Looking back at the history of Thailand, the political system had been going through significant transformations in different stages of time. Due to the occurrence of key historical events, new ideas were brought in and the government had been greatly reformed by the ruler. In the chosen historical period, King Chulalongkorn had been a key figure that had brought new western ideas back to Thailand, in order to facilitate his political reform during his reign.
The political system that Siam had been using before 1932 was absolute monarchy, which one ruler had absolute power in the authority of a country. He would not be restricted by any legislature, law or governmental ministers. He would be the person having the most power in the government. The ruler would have the titles of the King of Thailand, Head of State, Head of the Royal Thai Armed Forces, Adherent of Buddism and Upholder of religions. It represented that the king would have the physical power, as well as the spiritual power to rule his citizens.
King Chulalongkorn (Rama V) (1868-1910) had become the fifth king of Chakri Dynasty at a young age of 15 years old in 1868, which was the ruling royal house of Thailand at that time. Later on, he became the King of Siam on 16 November 1873. Under the guidance of his father (King Mongut), he had been receiving western education by a governess, Anna Leonowens, since he was very young. Also, he visited a lot of western countries and British colonies, including Singapore and Java in 1870 and British India in 1870-1872. He had learnt about the administration method of these places and hoped to apply back to Siam in the future. He was the first monarch of Siam which had left the country and learnt about the western governing ideas.
During the reign of King Chulalongkorn, he kept pushing the process of modernization in Siam after learning the administrative ideas from the British colonies, which was called ‘self-colonization’ later on. The king allowed hundred s of students going to colleges in England (Oxford and Cambridge etc). In 1930 there were about 200 Siamese students in England, 50 in the United States etc. There were 70% of the students studying in Anglo-Saxon schools or universities. Through the help from the elites and the driving force from the King, Siam had adopted and implemented urban practices from more developed western countries, guiding them a step forward to modernization, including road and transportation system. By trying to catch up with the western urban development, the possibility of Siam being colonized could be largely reduced.
‘By bringing the different parts of a country within close communication the railway renders possible that close and beneficial supervision which is necessary to effective administration. By furnishing rapid and easy means of transportation, it adds materially to the value of the land and its products’, (King Chulalongkorn).
One significant urban development implemented by the King would be the construction of Ratchadamnoen Avenue. After visiting Europe in 1897, the King proposed this construction project learning from the Champs-Élysées in Paris. He aimed to create a major circulation and link the landmarks in Siam, which formed a symbol of modernization in Siam. This avenue also became the major site of political demonstrations and gatherings.

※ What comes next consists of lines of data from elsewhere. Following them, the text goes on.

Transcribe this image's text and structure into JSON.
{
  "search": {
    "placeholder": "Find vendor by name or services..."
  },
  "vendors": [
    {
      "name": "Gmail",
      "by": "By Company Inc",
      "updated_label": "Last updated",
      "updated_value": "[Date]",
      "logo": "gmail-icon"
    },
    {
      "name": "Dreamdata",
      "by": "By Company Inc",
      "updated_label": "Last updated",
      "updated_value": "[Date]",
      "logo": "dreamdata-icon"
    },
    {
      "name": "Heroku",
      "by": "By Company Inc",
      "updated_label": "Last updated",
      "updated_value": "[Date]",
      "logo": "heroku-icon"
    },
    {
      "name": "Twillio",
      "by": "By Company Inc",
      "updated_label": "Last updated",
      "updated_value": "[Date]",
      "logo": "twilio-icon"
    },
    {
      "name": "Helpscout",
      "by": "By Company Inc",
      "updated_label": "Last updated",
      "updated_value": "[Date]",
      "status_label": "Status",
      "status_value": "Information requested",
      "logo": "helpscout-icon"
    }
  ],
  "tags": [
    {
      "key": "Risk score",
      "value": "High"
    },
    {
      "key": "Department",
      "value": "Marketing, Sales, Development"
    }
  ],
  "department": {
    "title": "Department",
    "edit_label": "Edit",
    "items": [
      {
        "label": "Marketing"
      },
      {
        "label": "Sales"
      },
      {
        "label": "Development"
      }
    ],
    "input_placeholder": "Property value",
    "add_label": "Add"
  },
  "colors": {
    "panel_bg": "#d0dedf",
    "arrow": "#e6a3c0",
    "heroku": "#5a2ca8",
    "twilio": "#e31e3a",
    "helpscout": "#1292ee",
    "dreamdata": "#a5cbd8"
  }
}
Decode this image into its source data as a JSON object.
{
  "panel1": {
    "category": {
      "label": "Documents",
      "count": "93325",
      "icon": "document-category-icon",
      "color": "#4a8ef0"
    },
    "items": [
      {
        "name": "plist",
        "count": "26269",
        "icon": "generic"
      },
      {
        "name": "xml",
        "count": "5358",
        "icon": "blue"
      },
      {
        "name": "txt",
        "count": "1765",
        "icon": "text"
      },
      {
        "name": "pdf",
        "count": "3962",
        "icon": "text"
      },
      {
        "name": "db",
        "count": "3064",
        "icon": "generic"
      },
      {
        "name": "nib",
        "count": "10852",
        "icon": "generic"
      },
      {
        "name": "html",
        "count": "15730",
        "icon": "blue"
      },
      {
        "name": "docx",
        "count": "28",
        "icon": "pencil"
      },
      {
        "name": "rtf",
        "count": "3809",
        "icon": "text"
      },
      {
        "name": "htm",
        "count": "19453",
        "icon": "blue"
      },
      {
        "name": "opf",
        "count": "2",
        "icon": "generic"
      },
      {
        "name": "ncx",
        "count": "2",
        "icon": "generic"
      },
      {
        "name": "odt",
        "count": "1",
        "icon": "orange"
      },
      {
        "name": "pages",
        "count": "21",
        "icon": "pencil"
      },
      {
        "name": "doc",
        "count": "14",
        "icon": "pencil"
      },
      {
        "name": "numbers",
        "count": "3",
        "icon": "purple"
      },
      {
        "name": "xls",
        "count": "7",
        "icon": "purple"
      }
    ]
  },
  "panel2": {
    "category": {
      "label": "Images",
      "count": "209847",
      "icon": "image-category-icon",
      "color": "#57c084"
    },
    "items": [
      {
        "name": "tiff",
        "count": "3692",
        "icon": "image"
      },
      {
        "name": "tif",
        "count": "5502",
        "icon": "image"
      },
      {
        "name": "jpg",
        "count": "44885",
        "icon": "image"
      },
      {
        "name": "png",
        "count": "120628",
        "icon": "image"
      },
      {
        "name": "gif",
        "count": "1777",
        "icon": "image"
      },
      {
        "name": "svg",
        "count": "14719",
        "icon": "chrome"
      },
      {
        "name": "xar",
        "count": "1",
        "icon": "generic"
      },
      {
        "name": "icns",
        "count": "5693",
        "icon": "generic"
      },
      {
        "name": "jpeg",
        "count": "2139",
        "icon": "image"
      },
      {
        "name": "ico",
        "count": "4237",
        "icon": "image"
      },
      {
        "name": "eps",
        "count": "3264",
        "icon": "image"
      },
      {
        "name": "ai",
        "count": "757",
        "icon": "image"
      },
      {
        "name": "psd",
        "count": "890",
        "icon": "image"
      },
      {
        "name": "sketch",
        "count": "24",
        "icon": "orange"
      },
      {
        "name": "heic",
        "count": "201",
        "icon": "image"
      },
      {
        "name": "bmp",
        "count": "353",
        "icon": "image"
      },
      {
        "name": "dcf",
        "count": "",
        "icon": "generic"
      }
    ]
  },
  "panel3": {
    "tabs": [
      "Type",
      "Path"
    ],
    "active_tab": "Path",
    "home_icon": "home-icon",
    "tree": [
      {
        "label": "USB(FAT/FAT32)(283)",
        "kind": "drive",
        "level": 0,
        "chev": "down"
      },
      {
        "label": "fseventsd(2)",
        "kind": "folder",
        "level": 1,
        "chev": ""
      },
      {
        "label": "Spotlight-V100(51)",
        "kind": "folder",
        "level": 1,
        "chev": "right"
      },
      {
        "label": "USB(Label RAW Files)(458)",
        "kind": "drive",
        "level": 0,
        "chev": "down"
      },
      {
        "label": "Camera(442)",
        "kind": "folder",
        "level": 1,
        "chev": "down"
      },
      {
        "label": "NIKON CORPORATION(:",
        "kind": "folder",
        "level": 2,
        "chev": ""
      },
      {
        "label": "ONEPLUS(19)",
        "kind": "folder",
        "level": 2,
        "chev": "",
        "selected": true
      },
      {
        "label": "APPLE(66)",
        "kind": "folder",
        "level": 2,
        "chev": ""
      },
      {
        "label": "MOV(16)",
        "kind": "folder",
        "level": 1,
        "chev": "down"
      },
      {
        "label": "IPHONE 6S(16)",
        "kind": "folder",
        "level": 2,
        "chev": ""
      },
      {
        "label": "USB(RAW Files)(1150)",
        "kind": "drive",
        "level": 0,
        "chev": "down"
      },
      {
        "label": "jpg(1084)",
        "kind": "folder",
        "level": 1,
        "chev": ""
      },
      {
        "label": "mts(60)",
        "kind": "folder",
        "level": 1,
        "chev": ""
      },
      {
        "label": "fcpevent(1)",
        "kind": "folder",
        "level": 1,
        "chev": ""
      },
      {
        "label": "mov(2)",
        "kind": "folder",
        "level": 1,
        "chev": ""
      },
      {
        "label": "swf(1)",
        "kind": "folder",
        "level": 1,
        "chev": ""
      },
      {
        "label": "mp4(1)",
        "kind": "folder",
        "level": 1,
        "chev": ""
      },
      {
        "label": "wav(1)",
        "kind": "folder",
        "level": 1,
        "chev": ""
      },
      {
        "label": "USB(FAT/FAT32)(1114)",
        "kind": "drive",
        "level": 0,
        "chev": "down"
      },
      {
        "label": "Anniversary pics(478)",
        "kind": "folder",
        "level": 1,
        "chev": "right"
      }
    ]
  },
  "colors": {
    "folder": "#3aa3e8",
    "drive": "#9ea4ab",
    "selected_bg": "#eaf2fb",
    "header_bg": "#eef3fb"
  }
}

Lapomarede, Baron De. “The Setting of the Siamese Revolution.” Pacific Affairs 7, no. 3 (September 1934): 251. doi:10.2307/2750737.
Sintusingha, Sidh, and Morteza Mirgholami. ‘Parallel modernization and self-colonization: Urban evolution and practices in Bangkok and Tehran.’ Cities 30, 2013, 122-32